(Task prompt)
Among the entries that follow, some lines contain the word "kind". Show all of them.

[Provided records — start]

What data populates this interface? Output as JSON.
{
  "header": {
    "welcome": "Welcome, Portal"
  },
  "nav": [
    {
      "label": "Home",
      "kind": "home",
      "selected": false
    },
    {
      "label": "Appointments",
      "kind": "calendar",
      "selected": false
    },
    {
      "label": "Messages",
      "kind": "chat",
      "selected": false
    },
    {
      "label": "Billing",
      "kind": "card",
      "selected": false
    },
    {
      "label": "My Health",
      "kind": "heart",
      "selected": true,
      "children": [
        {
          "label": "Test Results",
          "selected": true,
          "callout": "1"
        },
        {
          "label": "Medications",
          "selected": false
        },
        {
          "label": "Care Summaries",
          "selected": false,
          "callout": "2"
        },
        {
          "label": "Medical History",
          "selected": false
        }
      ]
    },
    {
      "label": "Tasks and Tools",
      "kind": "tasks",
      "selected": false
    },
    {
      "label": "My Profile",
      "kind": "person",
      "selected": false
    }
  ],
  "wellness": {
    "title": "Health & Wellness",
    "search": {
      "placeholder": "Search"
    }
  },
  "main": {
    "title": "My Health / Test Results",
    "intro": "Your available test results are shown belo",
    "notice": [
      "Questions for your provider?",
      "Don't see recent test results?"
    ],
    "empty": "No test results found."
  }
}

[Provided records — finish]

(The completed task)
      "kind": "home",
      "kind": "calendar",
      "kind": "chat",
      "kind": "card",
      "kind": "heart",
      "kind": "tasks",
      "kind": "person",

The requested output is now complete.